_WHAT THIS TASK INVOLVES:_ Each line of the records has to be copied exactly, though the pictures must be left out.

_RECORDS FOR THE EXERCISE:_
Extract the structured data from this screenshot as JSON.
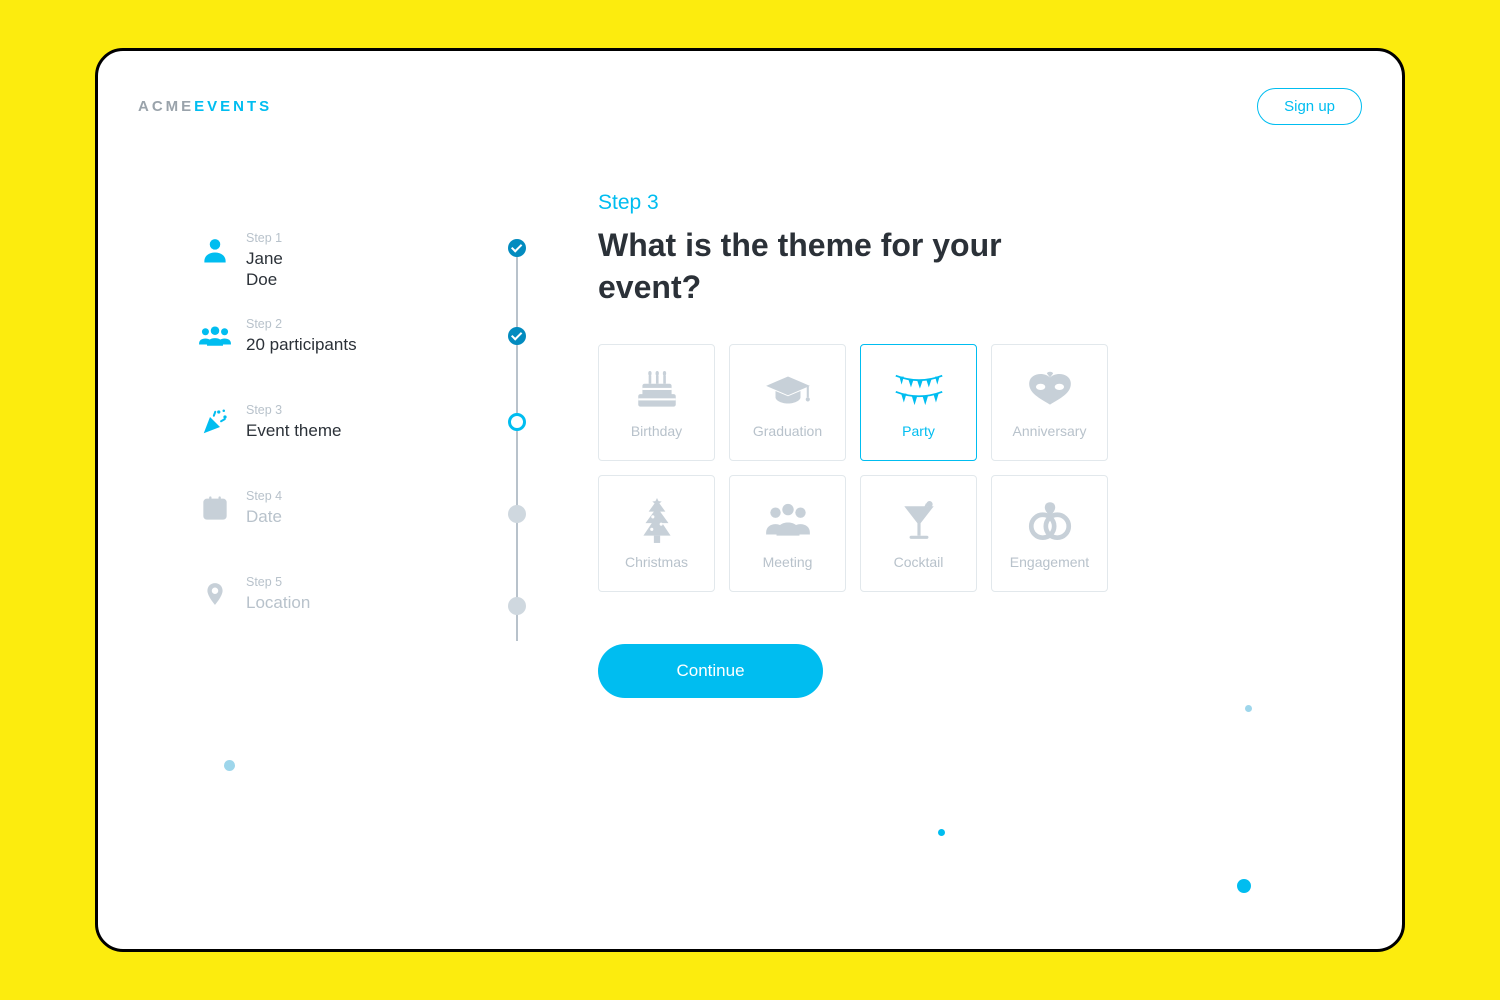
{
  "brand": {
    "part1": "ACME",
    "part2": "EVENTS"
  },
  "signup_label": "Sign up",
  "progress": {
    "step1": {
      "label": "Step 1",
      "value": "Jane\nDoe"
    },
    "step2": {
      "label": "Step 2",
      "value": "20 participants"
    },
    "step3": {
      "label": "Step 3",
      "value": "Event theme"
    },
    "step4": {
      "label": "Step 4",
      "value": "Date"
    },
    "step5": {
      "label": "Step 5",
      "value": "Location"
    }
  },
  "main": {
    "step_indicator": "Step 3",
    "question": "What is the theme for your event?",
    "continue_label": "Continue"
  },
  "themes": {
    "birthday": "Birthday",
    "graduation": "Graduation",
    "party": "Party",
    "anniversary": "Anniversary",
    "christmas": "Christmas",
    "meeting": "Meeting",
    "cocktail": "Cocktail",
    "engagement": "Engagement"
  },
  "selected_theme": "party"
}
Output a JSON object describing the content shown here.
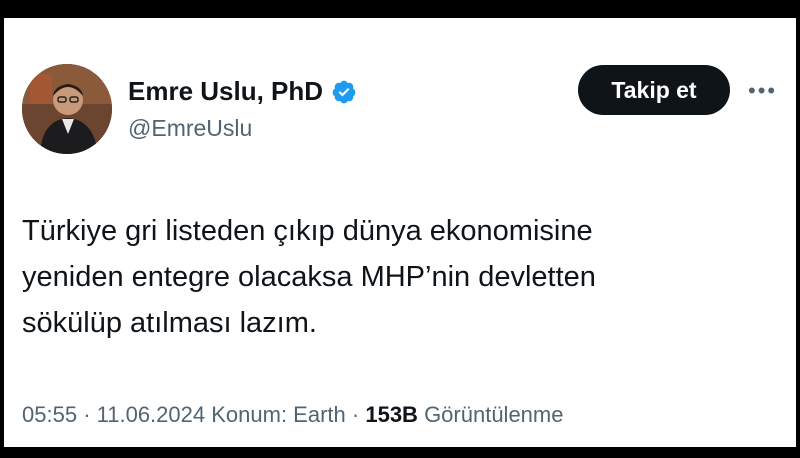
{
  "tweet": {
    "author_name": "Emre Uslu, PhD",
    "handle": "@EmreUslu",
    "follow_label": "Takip et",
    "more_icon": "more-dots-icon",
    "verified_icon": "verified-badge-icon",
    "accent_color": "#1d9bf0",
    "lines": [
      "Türkiye gri listeden çıkıp dünya ekonomisine",
      "yeniden entegre olacaksa MHP’nin devletten",
      "sökülüp atılması lazım."
    ],
    "time": "05:55",
    "date": "11.06.2024",
    "location_text": "Konum: Earth",
    "views_count": "153B",
    "views_label": "Görüntülenme"
  }
}
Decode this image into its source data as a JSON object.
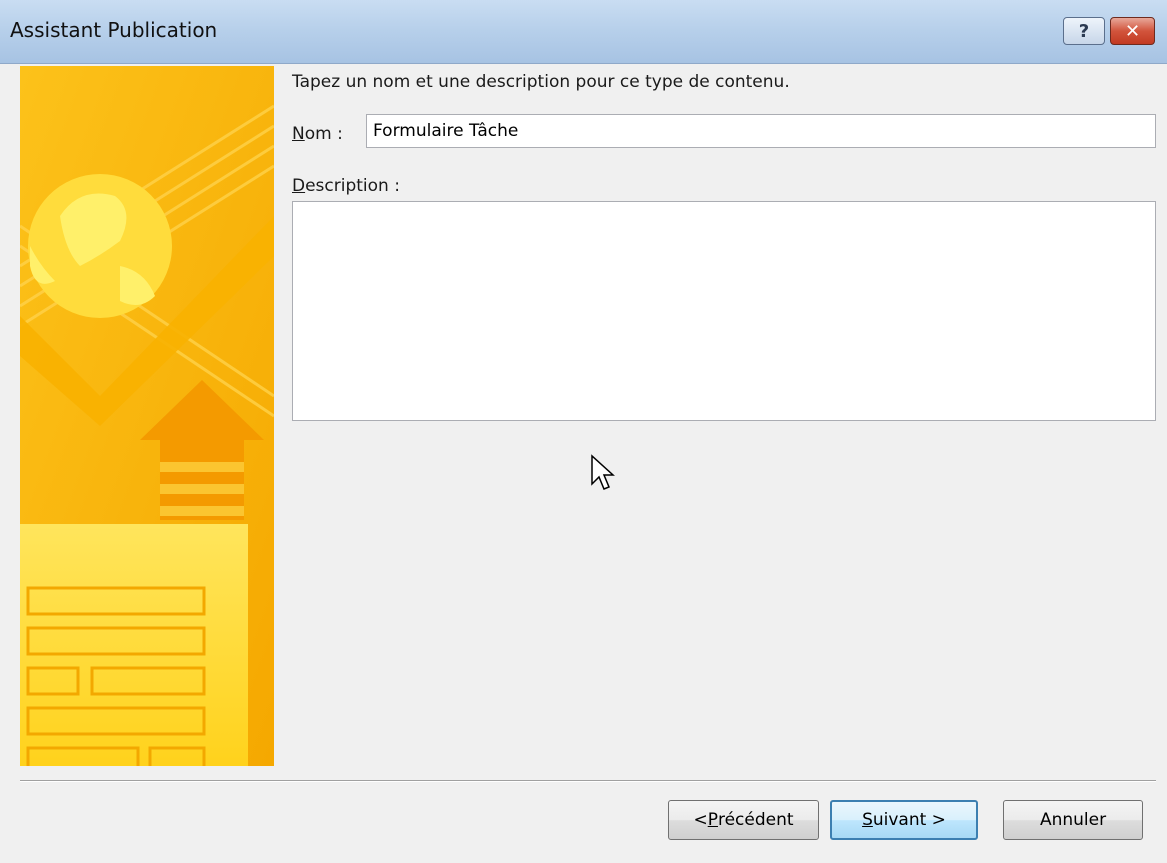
{
  "window": {
    "title": "Assistant Publication",
    "help_glyph": "?",
    "close_glyph": "✕"
  },
  "main": {
    "instruction": "Tapez un nom et une description pour ce type de contenu.",
    "name_label_key": "N",
    "name_label_rest": "om :",
    "name_value": "Formulaire Tâche",
    "description_label_key": "D",
    "description_label_rest": "escription :",
    "description_value": ""
  },
  "buttons": {
    "previous_prefix": "< ",
    "previous_key": "P",
    "previous_rest": "récédent",
    "next_key": "S",
    "next_rest": "uivant >",
    "cancel": "Annuler"
  },
  "colors": {
    "side_art_primary": "#f7b500",
    "side_art_light": "#ffe04a",
    "title_bar": "#b6cfea"
  },
  "icons": [
    "help-icon",
    "close-icon",
    "globe-icon",
    "up-arrow-icon",
    "mouse-cursor-icon"
  ]
}
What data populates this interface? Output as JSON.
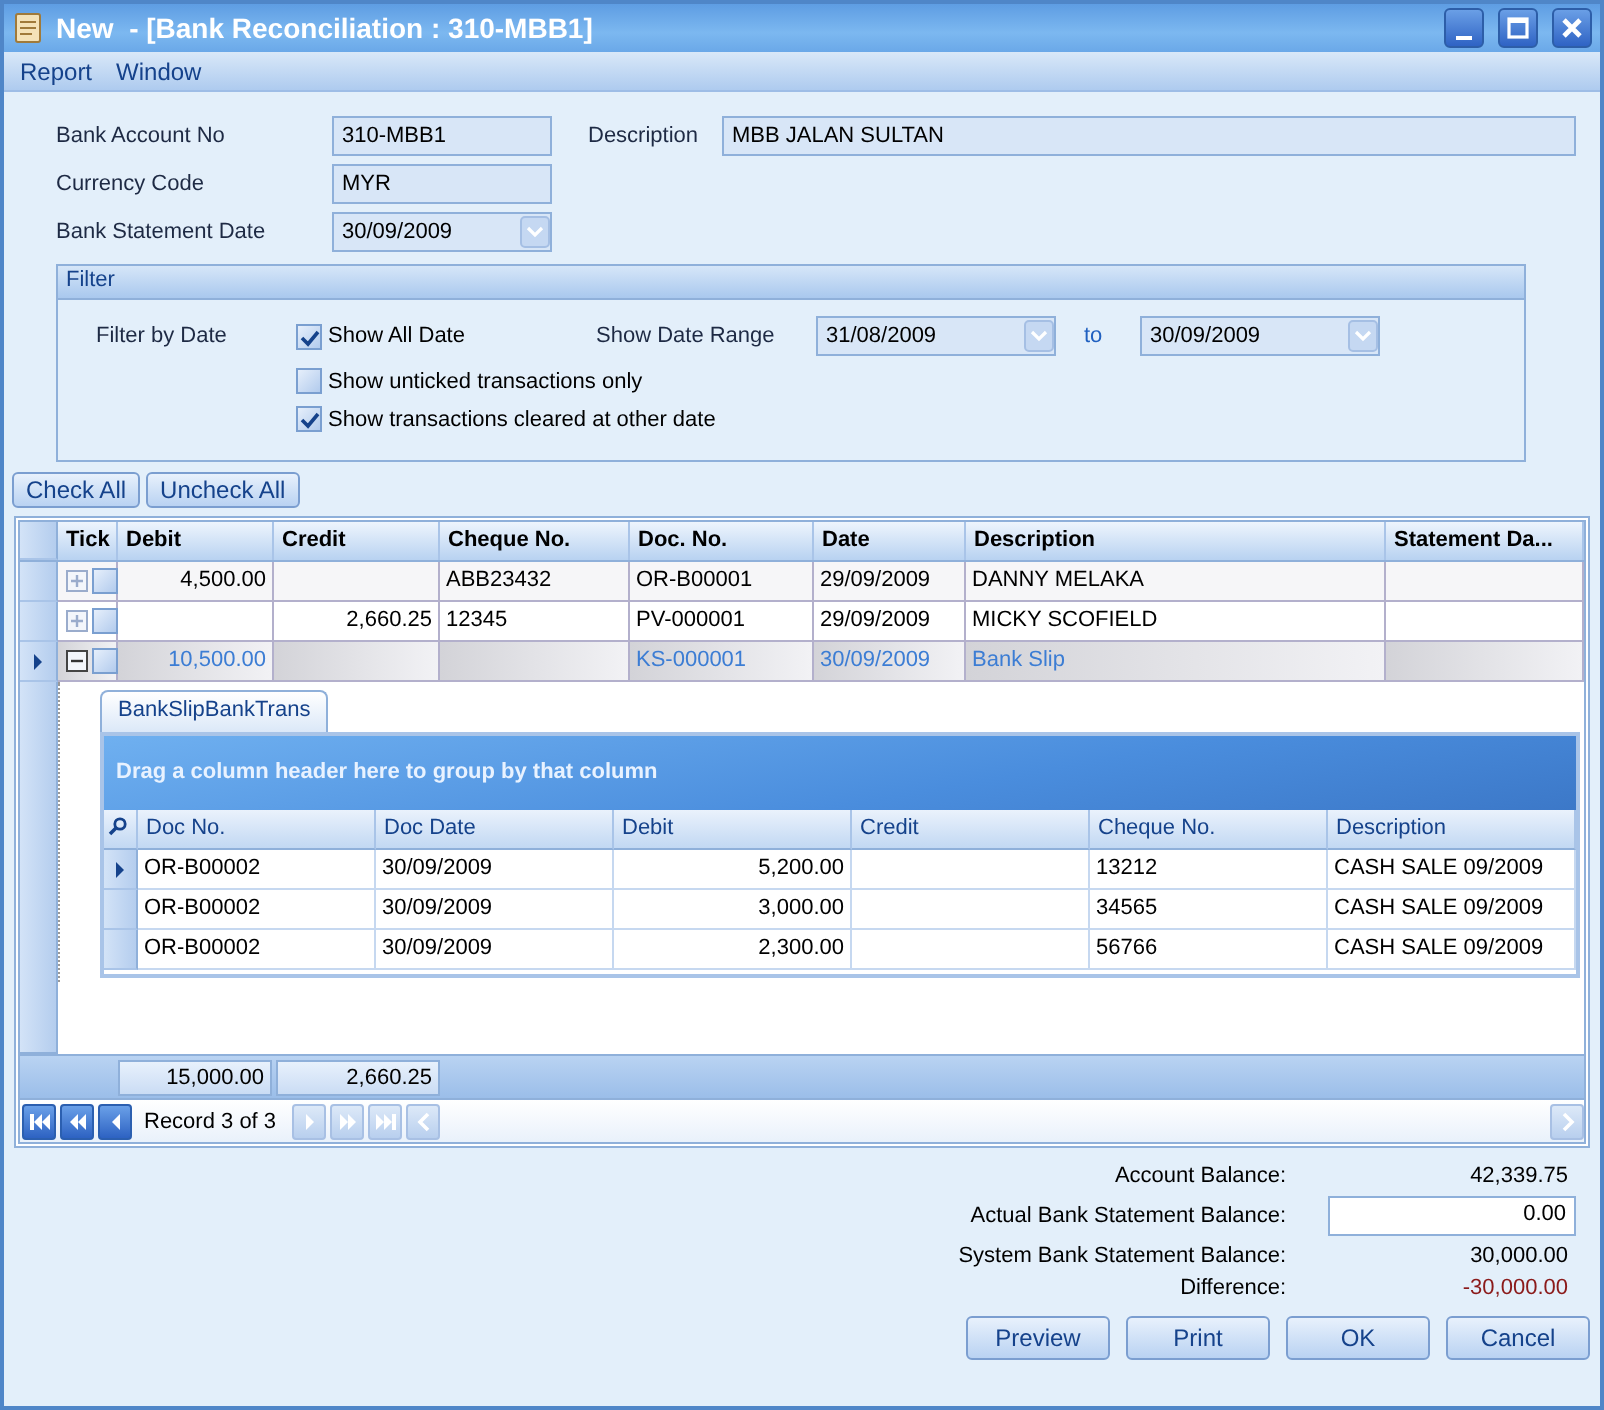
{
  "window": {
    "title": "New  - [Bank Reconciliation : 310-MBB1]"
  },
  "menu": [
    "Report",
    "Window"
  ],
  "header_fields": [
    {
      "label": "Bank Account No",
      "value": "310-MBB1",
      "kind": "text"
    },
    {
      "label": "Currency Code",
      "value": "MYR",
      "kind": "text"
    },
    {
      "label": "Bank Statement Date",
      "value": "30/09/2009",
      "kind": "date"
    }
  ],
  "description": {
    "label": "Description",
    "value": "MBB JALAN SULTAN"
  },
  "filter": {
    "title": "Filter",
    "by_label": "Filter by Date",
    "range_label": "Show Date Range",
    "from": "31/08/2009",
    "to_label": "to",
    "to": "30/09/2009",
    "options": [
      {
        "label": "Show All Date",
        "checked": true
      },
      {
        "label": "Show unticked transactions only",
        "checked": false
      },
      {
        "label": "Show transactions cleared at other date",
        "checked": true
      }
    ]
  },
  "actions": [
    "Check All",
    "Uncheck All"
  ],
  "grid": {
    "columns": [
      "Tick",
      "Debit",
      "Credit",
      "Cheque No.",
      "Doc. No.",
      "Date",
      "Description",
      "Statement Da..."
    ],
    "rows": [
      {
        "selected": false,
        "expanded": false,
        "ticked": false,
        "cells": {
          "debit": "4,500.00",
          "cheque_no": "ABB23432",
          "doc_no": "OR-B00001",
          "date": "29/09/2009",
          "description": "DANNY MELAKA"
        }
      },
      {
        "selected": false,
        "expanded": false,
        "ticked": false,
        "cells": {
          "credit": "2,660.25",
          "cheque_no": "12345",
          "doc_no": "PV-000001",
          "date": "29/09/2009",
          "description": "MICKY SCOFIELD"
        }
      },
      {
        "selected": true,
        "expanded": true,
        "ticked": false,
        "cells": {
          "debit": "10,500.00",
          "doc_no": "KS-000001",
          "date": "30/09/2009",
          "description": "Bank Slip"
        }
      }
    ],
    "detail": {
      "tab": "BankSlipBankTrans",
      "group_hint": "Drag a column header here to group by that column",
      "columns": [
        "Doc No.",
        "Doc Date",
        "Debit",
        "Credit",
        "Cheque No.",
        "Description"
      ],
      "rows": [
        {
          "selected": true,
          "cells": {
            "doc_no": "OR-B00002",
            "doc_date": "30/09/2009",
            "debit": "5,200.00",
            "cheque_no": "13212",
            "description": "CASH SALE 09/2009"
          }
        },
        {
          "selected": false,
          "cells": {
            "doc_no": "OR-B00002",
            "doc_date": "30/09/2009",
            "debit": "3,000.00",
            "cheque_no": "34565",
            "description": "CASH SALE 09/2009"
          }
        },
        {
          "selected": false,
          "cells": {
            "doc_no": "OR-B00002",
            "doc_date": "30/09/2009",
            "debit": "2,300.00",
            "cheque_no": "56766",
            "description": "CASH SALE 09/2009"
          }
        }
      ]
    },
    "totals": {
      "debit": "15,000.00",
      "credit": "2,660.25"
    },
    "navigator": {
      "record": "Record 3 of 3",
      "buttons": [
        {
          "kind": "first",
          "disabled": false
        },
        {
          "kind": "prev_page",
          "disabled": false
        },
        {
          "kind": "prev",
          "disabled": false
        },
        {
          "kind": "next",
          "disabled": true
        },
        {
          "kind": "next_page",
          "disabled": true
        },
        {
          "kind": "last",
          "disabled": true
        }
      ]
    }
  },
  "summary": [
    {
      "label": "Account Balance",
      "value": "42,339.75",
      "kind": "value"
    },
    {
      "label": "Actual Bank Statement Balance",
      "value": "0.00",
      "kind": "input"
    },
    {
      "label": "System Bank Statement Balance",
      "value": "30,000.00",
      "kind": "value"
    },
    {
      "label": "Difference",
      "value": "-30,000.00",
      "kind": "negative"
    }
  ],
  "summary_separator": ":",
  "buttons": [
    "Preview",
    "Print",
    "OK",
    "Cancel"
  ]
}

_WRITTEN SOLUTION:_
Extract the structured data from this screenshot as JSON.
{
  "brand": {
    "part1": "ACME",
    "part2": "EVENTS"
  },
  "signup_label": "Sign up",
  "progress": {
    "step1": {
      "label": "Step 1",
      "value": "Jane\nDoe"
    },
    "step2": {
      "label": "Step 2",
      "value": "20 participants"
    },
    "step3": {
      "label": "Step 3",
      "value": "Event theme"
    },
    "step4": {
      "label": "Step 4",
      "value": "Date"
    },
    "step5": {
      "label": "Step 5",
      "value": "Location"
    }
  },
  "main": {
    "step_indicator": "Step 3",
    "question": "What is the theme for your event?",
    "continue_label": "Continue"
  },
  "themes": {
    "birthday": "Birthday",
    "graduation": "Graduation",
    "party": "Party",
    "anniversary": "Anniversary",
    "christmas": "Christmas",
    "meeting": "Meeting",
    "cocktail": "Cocktail",
    "engagement": "Engagement"
  },
  "selected_theme": "party"
}
Output a JSON object describing the content shown here.
{
  "tweet": {
    "author_name": "Emre Uslu, PhD",
    "handle": "@EmreUslu",
    "follow_label": "Takip et",
    "more_icon": "more-dots-icon",
    "verified_icon": "verified-badge-icon",
    "accent_color": "#1d9bf0",
    "lines": [
      "Türkiye gri listeden çıkıp dünya ekonomisine",
      "yeniden entegre olacaksa MHP’nin devletten",
      "sökülüp atılması lazım."
    ],
    "time": "05:55",
    "date": "11.06.2024",
    "location_text": "Konum: Earth",
    "views_count": "153B",
    "views_label": "Görüntülenme"
  }
}
Decode this image into its source data as a JSON object.
{
  "window": {
    "title": "Assistant Publication",
    "help_glyph": "?",
    "close_glyph": "✕"
  },
  "main": {
    "instruction": "Tapez un nom et une description pour ce type de contenu.",
    "name_label_key": "N",
    "name_label_rest": "om :",
    "name_value": "Formulaire Tâche",
    "description_label_key": "D",
    "description_label_rest": "escription :",
    "description_value": ""
  },
  "buttons": {
    "previous_prefix": "< ",
    "previous_key": "P",
    "previous_rest": "récédent",
    "next_key": "S",
    "next_rest": "uivant >",
    "cancel": "Annuler"
  },
  "colors": {
    "side_art_primary": "#f7b500",
    "side_art_light": "#ffe04a",
    "title_bar": "#b6cfea"
  },
  "icons": [
    "help-icon",
    "close-icon",
    "globe-icon",
    "up-arrow-icon",
    "mouse-cursor-icon"
  ]
}
What data populates this interface? Output as JSON.
{
  "window": {
    "title": "New  - [Bank Reconciliation : 310-MBB1]"
  },
  "menu": [
    "Report",
    "Window"
  ],
  "header_fields": [
    {
      "label": "Bank Account No",
      "value": "310-MBB1",
      "kind": "text"
    },
    {
      "label": "Currency Code",
      "value": "MYR",
      "kind": "text"
    },
    {
      "label": "Bank Statement Date",
      "value": "30/09/2009",
      "kind": "date"
    }
  ],
  "description": {
    "label": "Description",
    "value": "MBB JALAN SULTAN"
  },
  "filter": {
    "title": "Filter",
    "by_label": "Filter by Date",
    "range_label": "Show Date Range",
    "from": "31/08/2009",
    "to_label": "to",
    "to": "30/09/2009",
    "options": [
      {
        "label": "Show All Date",
        "checked": true
      },
      {
        "label": "Show unticked transactions only",
        "checked": false
      },
      {
        "label": "Show transactions cleared at other date",
        "checked": true
      }
    ]
  },
  "actions": [
    "Check All",
    "Uncheck All"
  ],
  "grid": {
    "columns": [
      "Tick",
      "Debit",
      "Credit",
      "Cheque No.",
      "Doc. No.",
      "Date",
      "Description",
      "Statement Da..."
    ],
    "rows": [
      {
        "selected": false,
        "expanded": false,
        "ticked": false,
        "cells": {
          "debit": "4,500.00",
          "cheque_no": "ABB23432",
          "doc_no": "OR-B00001",
          "date": "29/09/2009",
          "description": "DANNY MELAKA"
        }
      },
      {
        "selected": false,
        "expanded": false,
        "ticked": false,
        "cells": {
          "credit": "2,660.25",
          "cheque_no": "12345",
          "doc_no": "PV-000001",
          "date": "29/09/2009",
          "description": "MICKY SCOFIELD"
        }
      },
      {
        "selected": true,
        "expanded": true,
        "ticked": false,
        "cells": {
          "debit": "10,500.00",
          "doc_no": "KS-000001",
          "date": "30/09/2009",
          "description": "Bank Slip"
        }
      }
    ],
    "detail": {
      "tab": "BankSlipBankTrans",
      "group_hint": "Drag a column header here to group by that column",
      "columns": [
        "Doc No.",
        "Doc Date",
        "Debit",
        "Credit",
        "Cheque No.",
        "Description"
      ],
      "rows": [
        {
          "selected": true,
          "cells": {
            "doc_no": "OR-B00002",
            "doc_date": "30/09/2009",
            "debit": "5,200.00",
            "cheque_no": "13212",
            "description": "CASH SALE 09/2009"
          }
        },
        {
          "selected": false,
          "cells": {
            "doc_no": "OR-B00002",
            "doc_date": "30/09/2009",
            "debit": "3,000.00",
            "cheque_no": "34565",
            "description": "CASH SALE 09/2009"
          }
        },
        {
          "selected": false,
          "cells": {
            "doc_no": "OR-B00002",
            "doc_date": "30/09/2009",
            "debit": "2,300.00",
            "cheque_no": "56766",
            "description": "CASH SALE 09/2009"
          }
        }
      ]
    },
    "totals": {
      "debit": "15,000.00",
      "credit": "2,660.25"
    },
    "navigator": {
      "record": "Record 3 of 3",
      "buttons": [
        {
          "kind": "first",
          "disabled": false
        },
        {
          "kind": "prev_page",
          "disabled": false
        },
        {
          "kind": "prev",
          "disabled": false
        },
        {
          "kind": "next",
          "disabled": true
        },
        {
          "kind": "next_page",
          "disabled": true
        },
        {
          "kind": "last",
          "disabled": true
        }
      ]
    }
  },
  "summary": [
    {
      "label": "Account Balance",
      "value": "42,339.75",
      "kind": "value"
    },
    {
      "label": "Actual Bank Statement Balance",
      "value": "0.00",
      "kind": "input"
    },
    {
      "label": "System Bank Statement Balance",
      "value": "30,000.00",
      "kind": "value"
    },
    {
      "label": "Difference",
      "value": "-30,000.00",
      "kind": "negative"
    }
  ],
  "summary_separator": ":",
  "buttons": [
    "Preview",
    "Print",
    "OK",
    "Cancel"
  ]
}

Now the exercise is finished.